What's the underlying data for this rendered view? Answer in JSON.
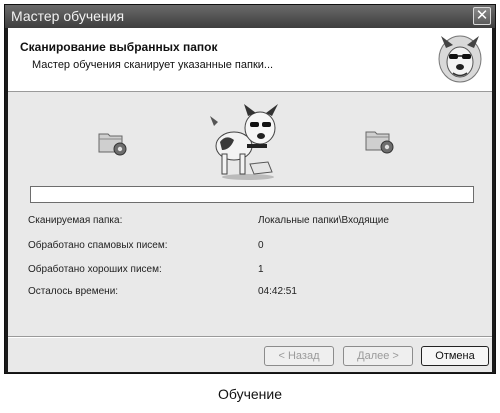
{
  "window": {
    "title": "Мастер обучения",
    "close_icon": "close-icon"
  },
  "header": {
    "title": "Сканирование выбранных папок",
    "subtitle": "Мастер обучения сканирует указанные папки...",
    "icon": "dog-logo-icon"
  },
  "animation": {
    "source_icon": "folder-gear-icon",
    "target_icon": "folder-gear-icon",
    "mascot_icon": "dog-mascot-icon"
  },
  "progress": {
    "value": 0
  },
  "details": [
    {
      "label": "Сканируемая папка:",
      "value": "Локальные папки\\Входящие"
    },
    {
      "label": "Обработано спамовых писем:",
      "value": "0"
    },
    {
      "label": "Обработано хороших писем:",
      "value": "1"
    },
    {
      "label": "Осталось времени:",
      "value": "04:42:51"
    }
  ],
  "buttons": {
    "back": "< Назад",
    "next": "Далее >",
    "cancel": "Отмена"
  },
  "caption": "Обучение"
}
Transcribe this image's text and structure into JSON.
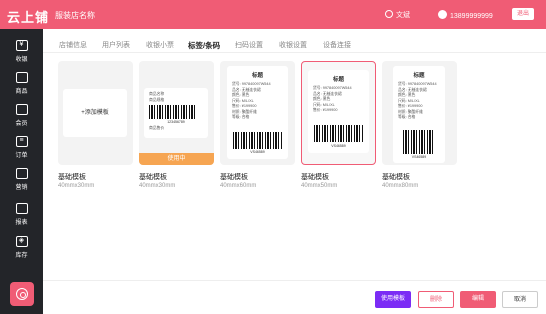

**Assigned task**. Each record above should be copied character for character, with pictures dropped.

**Solution for this problem**.
What's the underlying data for this rendered view? Answer in JSON.
{
  "window": {
    "title": "Мастер обучения",
    "close_icon": "close-icon"
  },
  "header": {
    "title": "Сканирование выбранных папок",
    "subtitle": "Мастер обучения сканирует указанные папки...",
    "icon": "dog-logo-icon"
  },
  "animation": {
    "source_icon": "folder-gear-icon",
    "target_icon": "folder-gear-icon",
    "mascot_icon": "dog-mascot-icon"
  },
  "progress": {
    "value": 0
  },
  "details": [
    {
      "label": "Сканируемая папка:",
      "value": "Локальные папки\\Входящие"
    },
    {
      "label": "Обработано спамовых писем:",
      "value": "0"
    },
    {
      "label": "Обработано хороших писем:",
      "value": "1"
    },
    {
      "label": "Осталось времени:",
      "value": "04:42:51"
    }
  ],
  "buttons": {
    "back": "< Назад",
    "next": "Далее >",
    "cancel": "Отмена"
  },
  "caption": "Обучение"
}
Transcribe this image's text and structure into JSON.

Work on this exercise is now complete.